Before the daylight saving time change, I was commuting home through the mountain roads in the dark. I quickly learned I needed to be more vigilant out on the road, as well as better prepared with my gear.
The lessons I’ve learned from riding at night are still applicable now that the weather is warming up into the night in California and I extend my day trips. Here are some tips to consider when riding your motorcycle at night.
See And Be Seen!
If you’re riding at night, it’s important to see everything around you. Whether you’re on well-lit highways or dark and ominous back roads, don’t neglect your line of sight. I ride with a tinted face shield and prescription glasses during the day, so I’ll switch to a clear face shield at night.
Your headlight should also provide you with clear visibility of the road. I don’t have an LED headlight yet, but no matter the bulb, cleaning your headlight from dirt or bugs drastically increases visibility at night.
Check with your local laws about keeping your high/low beams on at night. My factory light works fine on well-lit roads and highways, but I can’t see more than 50 feet in front of me without my high beams on if I ride in the Santa Cruz Mountains. Be courteous to other drivers though and try not to blind them.
Speaking of other drivers, make sure you are visible when riding at night. Be extra careful when riding around dusk where it’s harder for others to see you, especially when the sun is behind you. I don’t have any reflective gear or a high visibility jacket, so I wear a hi-vis safety vest on long rides at night.

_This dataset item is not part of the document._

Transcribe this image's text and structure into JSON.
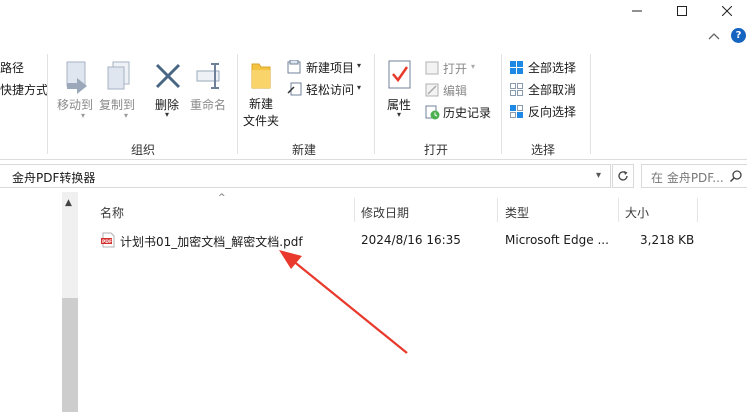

Another option is to use reflective tape on your helmet, gear, or backpack.
One of the main reasons I prefer not to ride at night is because I live so close to the mountains. I encounter deer, squirrels, raccoons, and skunks crossing the roads during the day, so I’m afraid of running into these at night. I don’t necessarily agree that “Loud Pipes Save Lives,” but I do think a louder exhaust serves its purpose to ward off critters from the road.
Pot holes, gravel, or sand on the road might also be harder to see at night. Again, make sure you don’t outrun your headlights and watch your speed. Ideally, you’ll be on a familiar road in order to minimize any surprises that may come your way.
The weather can be another factor to consider, depending on your location, when riding at night. When the sun goes down, the temperature drops. Dress appropriately for the weather. I usually have a sweater and thick leather gloves packed for days I know I’ll be riding home at night.
Since its dark out, you’re even more susceptible to theft. Park under a street light or close to an entrance where your bike can be visible. When I ride to the gym at night, I either park my motorcycle in direct line of site from a gym window, or in close proximity to the entrance. Don’t park your motorcycle in a dark corner of the parking lot hidden from plain sight.
Another thing to consider is other drivers on the road on certain days of the week. I’m extra cautious when riding on Friday and Saturday nights, especially during holiday weekends. The greatest number of people is on the road on weekends and predictably, alcohol involvement is high in fatal nighttime crashes. Check out the statistics from the Insurance Institute for Highway Safety on alcohol-impaired driving.
Remember to increase your safety margin when you ride, be extra cautious of your surroundings, and don’t drink and ride!